During the decade of my life in the French capital, I've noticed that not many people are aware that there are two images of contemporary Paris. On one side there is the splendour of Paris historic city centre, on the other side the poverty and massive suburban tower blocks and slabs. The vast majority of Parisian suburbs were constructed during the major urbanization projects which took place after the Second World War.

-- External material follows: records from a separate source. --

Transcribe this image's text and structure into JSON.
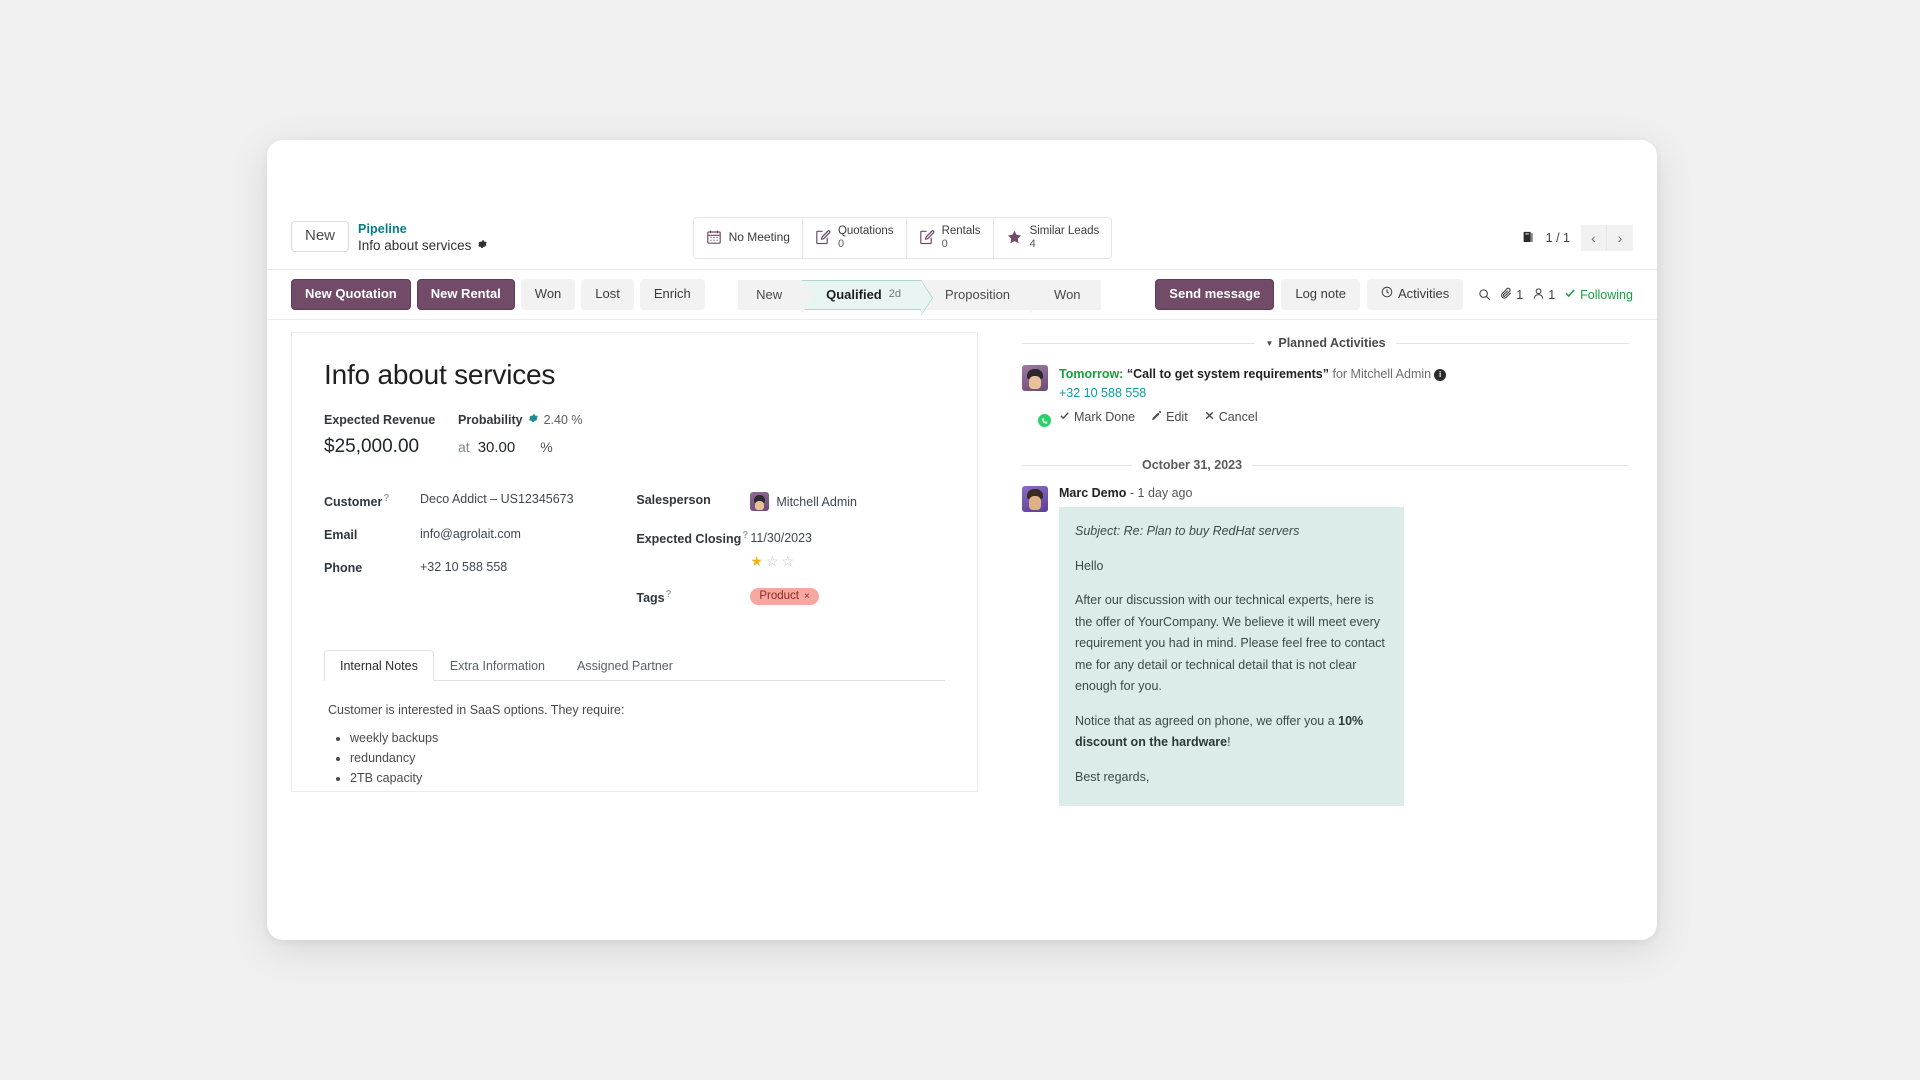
{
  "breadcrumb": {
    "new_button": "New",
    "parent": "Pipeline",
    "current": "Info about services",
    "gear_icon": "gear-icon"
  },
  "stat_buttons": [
    {
      "label": "No Meeting",
      "value": "",
      "icon": "calendar-icon"
    },
    {
      "label": "Quotations",
      "value": "0",
      "icon": "document-edit-icon"
    },
    {
      "label": "Rentals",
      "value": "0",
      "icon": "document-edit-icon"
    },
    {
      "label": "Similar Leads",
      "value": "4",
      "icon": "star-icon"
    }
  ],
  "pager": {
    "archive_icon": "archive-box-icon",
    "count": "1 / 1",
    "prev": "‹",
    "next": "›"
  },
  "actions": {
    "primary": [
      "New Quotation",
      "New Rental"
    ],
    "secondary": [
      "Won",
      "Lost",
      "Enrich"
    ]
  },
  "stages": [
    {
      "label": "New",
      "sub": "",
      "active": false
    },
    {
      "label": "Qualified",
      "sub": "2d",
      "active": true
    },
    {
      "label": "Proposition",
      "sub": "",
      "active": false
    },
    {
      "label": "Won",
      "sub": "",
      "active": false
    }
  ],
  "chatter_tools": {
    "send_message": "Send message",
    "log_note": "Log note",
    "activities": "Activities",
    "activities_icon": "clock-icon",
    "search_icon": "search-icon",
    "attachment_icon": "paperclip-icon",
    "attachment_count": "1",
    "follower_icon": "user-icon",
    "follower_count": "1",
    "following_label": "Following",
    "following_icon": "check-icon"
  },
  "form": {
    "title": "Info about services",
    "expected_revenue_label": "Expected Revenue",
    "expected_revenue_value": "$25,000.00",
    "probability_label": "Probability",
    "probability_gear_icon": "gear-icon",
    "probability_auto": "2.40 %",
    "at_label": "at",
    "probability_value": "30.00",
    "percent_symbol": "%",
    "fields_left": [
      {
        "label": "Customer",
        "help": true,
        "value": "Deco Addict – US12345673"
      },
      {
        "label": "Email",
        "help": false,
        "value": "info@agrolait.com"
      },
      {
        "label": "Phone",
        "help": false,
        "value": "+32 10 588 558"
      }
    ],
    "salesperson_label": "Salesperson",
    "salesperson_value": "Mitchell Admin",
    "salesperson_avatar": "avatar",
    "expected_closing_label": "Expected Closing",
    "expected_closing_value": "11/30/2023",
    "priority_stars": {
      "filled": 1,
      "total": 3
    },
    "tags_label": "Tags",
    "tags": [
      {
        "label": "Product",
        "remove": "×"
      }
    ]
  },
  "notebook": {
    "tabs": [
      {
        "label": "Internal Notes",
        "active": true
      },
      {
        "label": "Extra Information",
        "active": false
      },
      {
        "label": "Assigned Partner",
        "active": false
      }
    ],
    "note_intro": "Customer is interested in SaaS options. They require:",
    "note_items": [
      "weekly backups",
      "redundancy",
      "2TB capacity"
    ]
  },
  "chatter": {
    "planned_activities_label": "Planned Activities",
    "activity": {
      "when": "Tomorrow:",
      "summary": "“Call to get system requirements”",
      "for": "for Mitchell Admin",
      "info_icon": "info-icon",
      "phone": "+32 10 588 558",
      "actions": [
        {
          "label": "Mark Done",
          "icon": "check-icon"
        },
        {
          "label": "Edit",
          "icon": "pencil-icon"
        },
        {
          "label": "Cancel",
          "icon": "close-icon"
        }
      ],
      "avatar_badge": "phone-icon"
    },
    "date_separator": "October 31, 2023",
    "message": {
      "author": "Marc Demo",
      "time": "1 day ago",
      "separator": "-",
      "subject": "Subject: Re: Plan to buy RedHat servers",
      "greeting": "Hello",
      "paragraph1": "After our discussion with our technical experts, here is the offer of YourCompany. We believe it will meet every requirement you had in mind. Please feel free to contact me for any detail or technical detail that is not clear enough for you.",
      "paragraph2_pre": "Notice that as agreed on phone, we offer you a ",
      "paragraph2_bold": "10% discount on the hardware",
      "paragraph2_post": "!",
      "closing": "Best regards,"
    }
  },
  "colors": {
    "primary": "#714b67",
    "accent_teal": "#017e84",
    "stage_active_bg": "#e9f5f2",
    "tag_bg": "#f8a6a0",
    "message_bg": "#dceceb",
    "following_green": "#1a9e3f"
  }
}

In this project, which is still in the making, I explore how the human-created environment influences behaviour and value formation among tenants. I visited three locations, the city archives, and studied architectural sketches in my research. The locations are different but still share some common features of postmodern architecture such as monumentality, lack of natural surfaces and lack of street as the main units of organization of everyday life. Instead of streets, there are corridors that lead like a labyrinth from one part of the complex to another. It is this lack of streets that makes these places surreal. Finally, through experiences with the tenants of the blocks, I explore what it means to live and grow up in such a monumental environment that favours the development of crime.